[TASK BRIEF] Print out the records that follow, exactly and completely.

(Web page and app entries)

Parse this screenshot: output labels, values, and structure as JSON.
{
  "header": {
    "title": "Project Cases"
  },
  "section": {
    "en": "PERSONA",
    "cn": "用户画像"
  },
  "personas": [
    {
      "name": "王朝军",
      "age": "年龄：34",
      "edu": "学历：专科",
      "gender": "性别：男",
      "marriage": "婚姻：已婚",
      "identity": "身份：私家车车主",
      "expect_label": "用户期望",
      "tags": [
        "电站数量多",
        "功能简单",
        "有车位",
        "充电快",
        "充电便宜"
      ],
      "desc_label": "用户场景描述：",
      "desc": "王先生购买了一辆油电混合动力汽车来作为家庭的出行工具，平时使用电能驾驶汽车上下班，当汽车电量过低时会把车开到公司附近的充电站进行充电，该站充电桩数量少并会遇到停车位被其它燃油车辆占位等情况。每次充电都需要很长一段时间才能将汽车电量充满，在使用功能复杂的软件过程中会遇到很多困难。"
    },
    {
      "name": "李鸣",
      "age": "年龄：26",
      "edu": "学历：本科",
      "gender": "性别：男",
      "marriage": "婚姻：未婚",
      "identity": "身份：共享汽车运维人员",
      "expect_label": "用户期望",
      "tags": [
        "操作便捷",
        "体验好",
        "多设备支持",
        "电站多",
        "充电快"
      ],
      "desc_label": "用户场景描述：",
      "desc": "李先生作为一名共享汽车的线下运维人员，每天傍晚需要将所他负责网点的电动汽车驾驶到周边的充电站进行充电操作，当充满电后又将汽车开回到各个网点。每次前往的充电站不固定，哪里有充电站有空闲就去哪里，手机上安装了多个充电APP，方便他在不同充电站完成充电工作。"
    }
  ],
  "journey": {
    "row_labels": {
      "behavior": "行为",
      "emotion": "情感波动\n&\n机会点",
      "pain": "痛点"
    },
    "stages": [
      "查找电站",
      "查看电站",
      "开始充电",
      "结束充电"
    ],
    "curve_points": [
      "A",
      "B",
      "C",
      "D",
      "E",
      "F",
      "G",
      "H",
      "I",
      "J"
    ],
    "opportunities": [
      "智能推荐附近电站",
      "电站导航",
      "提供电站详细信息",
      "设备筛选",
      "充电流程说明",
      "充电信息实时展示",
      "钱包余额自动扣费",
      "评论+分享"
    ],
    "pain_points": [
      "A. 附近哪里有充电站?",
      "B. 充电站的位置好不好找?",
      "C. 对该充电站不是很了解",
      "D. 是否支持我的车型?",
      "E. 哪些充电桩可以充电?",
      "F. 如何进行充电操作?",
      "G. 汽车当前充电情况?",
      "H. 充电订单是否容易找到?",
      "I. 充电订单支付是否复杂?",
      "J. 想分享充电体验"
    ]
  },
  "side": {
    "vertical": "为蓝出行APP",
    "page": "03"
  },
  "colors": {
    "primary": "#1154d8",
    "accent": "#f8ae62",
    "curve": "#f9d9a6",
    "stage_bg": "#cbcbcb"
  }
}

[ANSWER TO THIS PROBLEM]
Parse this screenshot: output labels, values, and structure as JSON.
{
  "header": {
    "title": "Project Cases"
  },
  "section": {
    "en": "PERSONA",
    "cn": "用户画像"
  },
  "personas": [
    {
      "name": "王朝军",
      "age": "年龄：34",
      "edu": "学历：专科",
      "gender": "性别：男",
      "marriage": "婚姻：已婚",
      "identity": "身份：私家车车主",
      "expect_label": "用户期望",
      "tags": [
        "电站数量多",
        "功能简单",
        "有车位",
        "充电快",
        "充电便宜"
      ],
      "desc_label": "用户场景描述：",
      "desc": "王先生购买了一辆油电混合动力汽车来作为家庭的出行工具，平时使用电能驾驶汽车上下班，当汽车电量过低时会把车开到公司附近的充电站进行充电，该站充电桩数量少并会遇到停车位被其它燃油车辆占位等情况。每次充电都需要很长一段时间才能将汽车电量充满，在使用功能复杂的软件过程中会遇到很多困难。"
    },
    {
      "name": "李鸣",
      "age": "年龄：26",
      "edu": "学历：本科",
      "gender": "性别：男",
      "marriage": "婚姻：未婚",
      "identity": "身份：共享汽车运维人员",
      "expect_label": "用户期望",
      "tags": [
        "操作便捷",
        "体验好",
        "多设备支持",
        "电站多",
        "充电快"
      ],
      "desc_label": "用户场景描述：",
      "desc": "李先生作为一名共享汽车的线下运维人员，每天傍晚需要将所他负责网点的电动汽车驾驶到周边的充电站进行充电操作，当充满电后又将汽车开回到各个网点。每次前往的充电站不固定，哪里有充电站有空闲就去哪里，手机上安装了多个充电APP，方便他在不同充电站完成充电工作。"
    }
  ],
  "journey": {
    "row_labels": {
      "behavior": "行为",
      "emotion": "情感波动\n&\n机会点",
      "pain": "痛点"
    },
    "stages": [
      "查找电站",
      "查看电站",
      "开始充电",
      "结束充电"
    ],
    "curve_points": [
      "A",
      "B",
      "C",
      "D",
      "E",
      "F",
      "G",
      "H",
      "I",
      "J"
    ],
    "opportunities": [
      "智能推荐附近电站",
      "电站导航",
      "提供电站详细信息",
      "设备筛选",
      "充电流程说明",
      "充电信息实时展示",
      "钱包余额自动扣费",
      "评论+分享"
    ],
    "pain_points": [
      "A. 附近哪里有充电站?",
      "B. 充电站的位置好不好找?",
      "C. 对该充电站不是很了解",
      "D. 是否支持我的车型?",
      "E. 哪些充电桩可以充电?",
      "F. 如何进行充电操作?",
      "G. 汽车当前充电情况?",
      "H. 充电订单是否容易找到?",
      "I. 充电订单支付是否复杂?",
      "J. 想分享充电体验"
    ]
  },
  "side": {
    "vertical": "为蓝出行APP",
    "page": "03"
  },
  "colors": {
    "primary": "#1154d8",
    "accent": "#f8ae62",
    "curve": "#f9d9a6",
    "stage_bg": "#cbcbcb"
  }
}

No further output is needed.